═════ Dataset extract

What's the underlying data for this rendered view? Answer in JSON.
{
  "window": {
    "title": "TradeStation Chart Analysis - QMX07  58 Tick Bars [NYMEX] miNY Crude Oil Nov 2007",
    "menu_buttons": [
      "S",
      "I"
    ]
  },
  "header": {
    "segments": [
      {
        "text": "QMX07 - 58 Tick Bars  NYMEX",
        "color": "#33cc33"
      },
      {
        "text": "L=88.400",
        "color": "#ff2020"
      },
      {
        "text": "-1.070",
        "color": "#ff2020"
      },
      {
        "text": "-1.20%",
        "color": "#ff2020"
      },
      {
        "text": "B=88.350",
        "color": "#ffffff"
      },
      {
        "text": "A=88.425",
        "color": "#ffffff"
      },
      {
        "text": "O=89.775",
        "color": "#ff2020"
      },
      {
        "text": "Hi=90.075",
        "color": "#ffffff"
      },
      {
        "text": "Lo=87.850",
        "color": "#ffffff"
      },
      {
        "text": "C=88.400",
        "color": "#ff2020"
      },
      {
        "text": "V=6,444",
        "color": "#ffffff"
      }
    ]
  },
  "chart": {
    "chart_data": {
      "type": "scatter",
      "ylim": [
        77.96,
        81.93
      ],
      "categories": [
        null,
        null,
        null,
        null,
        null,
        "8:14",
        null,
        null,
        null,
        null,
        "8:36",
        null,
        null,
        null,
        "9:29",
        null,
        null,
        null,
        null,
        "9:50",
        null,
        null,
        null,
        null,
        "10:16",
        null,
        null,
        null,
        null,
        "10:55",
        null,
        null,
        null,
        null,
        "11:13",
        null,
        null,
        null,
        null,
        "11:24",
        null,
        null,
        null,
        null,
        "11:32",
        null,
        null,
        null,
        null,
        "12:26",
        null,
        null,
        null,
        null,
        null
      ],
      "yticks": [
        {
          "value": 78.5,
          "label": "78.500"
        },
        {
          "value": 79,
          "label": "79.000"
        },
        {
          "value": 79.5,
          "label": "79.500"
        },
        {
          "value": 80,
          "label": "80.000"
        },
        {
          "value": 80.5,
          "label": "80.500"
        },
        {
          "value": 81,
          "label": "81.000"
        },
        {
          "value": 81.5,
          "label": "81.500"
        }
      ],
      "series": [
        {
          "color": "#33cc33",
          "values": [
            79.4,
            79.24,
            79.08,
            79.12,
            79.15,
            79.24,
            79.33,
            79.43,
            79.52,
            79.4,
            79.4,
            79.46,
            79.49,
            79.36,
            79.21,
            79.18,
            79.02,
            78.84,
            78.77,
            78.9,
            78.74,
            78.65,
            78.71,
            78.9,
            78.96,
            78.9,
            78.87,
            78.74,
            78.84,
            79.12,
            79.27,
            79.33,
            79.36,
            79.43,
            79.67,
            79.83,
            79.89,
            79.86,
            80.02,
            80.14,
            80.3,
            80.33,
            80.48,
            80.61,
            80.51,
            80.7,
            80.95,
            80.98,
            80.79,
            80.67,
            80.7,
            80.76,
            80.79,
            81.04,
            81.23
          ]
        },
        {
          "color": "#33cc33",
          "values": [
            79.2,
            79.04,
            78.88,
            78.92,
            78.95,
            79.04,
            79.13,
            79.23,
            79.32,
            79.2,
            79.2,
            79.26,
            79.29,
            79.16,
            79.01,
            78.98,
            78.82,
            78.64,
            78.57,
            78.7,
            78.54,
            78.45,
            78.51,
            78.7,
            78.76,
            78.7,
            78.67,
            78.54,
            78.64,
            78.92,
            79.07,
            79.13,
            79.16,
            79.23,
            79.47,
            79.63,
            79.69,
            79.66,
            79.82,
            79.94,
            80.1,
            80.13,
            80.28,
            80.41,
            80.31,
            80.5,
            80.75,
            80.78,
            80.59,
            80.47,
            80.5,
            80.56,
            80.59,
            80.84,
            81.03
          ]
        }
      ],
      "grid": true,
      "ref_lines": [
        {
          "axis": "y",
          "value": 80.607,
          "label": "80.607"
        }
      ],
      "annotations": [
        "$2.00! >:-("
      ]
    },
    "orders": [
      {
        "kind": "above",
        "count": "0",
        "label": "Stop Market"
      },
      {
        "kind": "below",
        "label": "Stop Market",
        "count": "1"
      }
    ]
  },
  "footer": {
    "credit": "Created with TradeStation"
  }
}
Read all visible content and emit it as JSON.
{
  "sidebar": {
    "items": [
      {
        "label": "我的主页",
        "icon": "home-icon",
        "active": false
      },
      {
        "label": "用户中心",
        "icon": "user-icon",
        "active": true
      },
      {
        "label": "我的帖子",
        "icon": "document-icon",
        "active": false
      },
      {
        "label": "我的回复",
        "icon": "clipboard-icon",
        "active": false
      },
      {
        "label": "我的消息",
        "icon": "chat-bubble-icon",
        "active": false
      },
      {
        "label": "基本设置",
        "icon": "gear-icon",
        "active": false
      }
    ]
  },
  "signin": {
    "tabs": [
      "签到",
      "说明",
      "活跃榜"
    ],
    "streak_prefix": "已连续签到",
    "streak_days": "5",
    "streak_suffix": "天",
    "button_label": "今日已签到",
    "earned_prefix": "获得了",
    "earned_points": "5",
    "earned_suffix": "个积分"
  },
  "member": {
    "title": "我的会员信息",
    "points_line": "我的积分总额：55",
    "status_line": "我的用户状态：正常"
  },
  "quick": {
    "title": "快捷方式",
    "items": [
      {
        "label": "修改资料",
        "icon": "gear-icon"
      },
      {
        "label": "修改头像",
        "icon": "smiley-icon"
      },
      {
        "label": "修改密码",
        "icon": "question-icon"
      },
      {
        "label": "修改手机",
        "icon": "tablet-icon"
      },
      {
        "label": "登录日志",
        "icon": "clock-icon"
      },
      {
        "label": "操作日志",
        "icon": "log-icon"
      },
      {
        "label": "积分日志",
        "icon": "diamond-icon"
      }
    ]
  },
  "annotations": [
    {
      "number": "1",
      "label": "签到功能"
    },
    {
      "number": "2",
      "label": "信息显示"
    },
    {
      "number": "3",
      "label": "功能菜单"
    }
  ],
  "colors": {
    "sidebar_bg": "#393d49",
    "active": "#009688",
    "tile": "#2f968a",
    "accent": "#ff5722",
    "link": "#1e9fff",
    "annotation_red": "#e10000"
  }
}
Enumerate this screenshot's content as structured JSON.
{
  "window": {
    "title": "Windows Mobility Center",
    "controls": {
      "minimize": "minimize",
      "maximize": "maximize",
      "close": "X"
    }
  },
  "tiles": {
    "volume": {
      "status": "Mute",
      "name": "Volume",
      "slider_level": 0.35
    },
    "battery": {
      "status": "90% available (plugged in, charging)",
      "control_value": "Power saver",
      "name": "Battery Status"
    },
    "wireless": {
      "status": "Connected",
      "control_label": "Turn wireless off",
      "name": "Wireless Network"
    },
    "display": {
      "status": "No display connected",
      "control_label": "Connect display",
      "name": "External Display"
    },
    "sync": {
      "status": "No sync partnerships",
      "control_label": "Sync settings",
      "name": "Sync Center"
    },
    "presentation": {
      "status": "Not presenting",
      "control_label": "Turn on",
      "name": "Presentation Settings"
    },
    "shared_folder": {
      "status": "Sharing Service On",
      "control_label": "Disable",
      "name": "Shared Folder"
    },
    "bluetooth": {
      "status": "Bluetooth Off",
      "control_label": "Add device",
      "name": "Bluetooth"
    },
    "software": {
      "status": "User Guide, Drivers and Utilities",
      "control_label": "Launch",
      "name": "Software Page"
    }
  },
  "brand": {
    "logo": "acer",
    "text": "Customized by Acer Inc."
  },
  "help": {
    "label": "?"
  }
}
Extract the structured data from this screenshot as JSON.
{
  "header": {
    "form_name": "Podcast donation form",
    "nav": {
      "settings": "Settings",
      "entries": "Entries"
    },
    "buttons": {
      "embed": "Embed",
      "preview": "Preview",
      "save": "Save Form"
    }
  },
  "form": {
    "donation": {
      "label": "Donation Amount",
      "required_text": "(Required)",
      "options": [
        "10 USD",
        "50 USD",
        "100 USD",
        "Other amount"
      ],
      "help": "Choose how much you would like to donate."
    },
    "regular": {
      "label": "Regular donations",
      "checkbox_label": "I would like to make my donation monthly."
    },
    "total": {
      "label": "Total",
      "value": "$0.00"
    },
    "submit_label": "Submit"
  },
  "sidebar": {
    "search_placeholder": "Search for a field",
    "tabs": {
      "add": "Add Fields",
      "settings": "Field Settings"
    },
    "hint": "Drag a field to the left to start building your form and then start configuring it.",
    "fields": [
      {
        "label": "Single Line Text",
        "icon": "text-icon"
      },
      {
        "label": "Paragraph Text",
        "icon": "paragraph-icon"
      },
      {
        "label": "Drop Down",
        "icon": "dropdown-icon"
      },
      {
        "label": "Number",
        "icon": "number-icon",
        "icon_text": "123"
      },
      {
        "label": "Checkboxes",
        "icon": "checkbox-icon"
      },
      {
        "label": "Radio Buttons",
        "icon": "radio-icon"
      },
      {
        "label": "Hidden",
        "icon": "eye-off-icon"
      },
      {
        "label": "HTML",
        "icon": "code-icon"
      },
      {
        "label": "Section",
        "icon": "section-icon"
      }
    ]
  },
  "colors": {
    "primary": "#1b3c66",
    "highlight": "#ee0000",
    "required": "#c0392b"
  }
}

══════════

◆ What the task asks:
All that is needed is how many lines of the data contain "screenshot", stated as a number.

◆ Result for this exercise:
2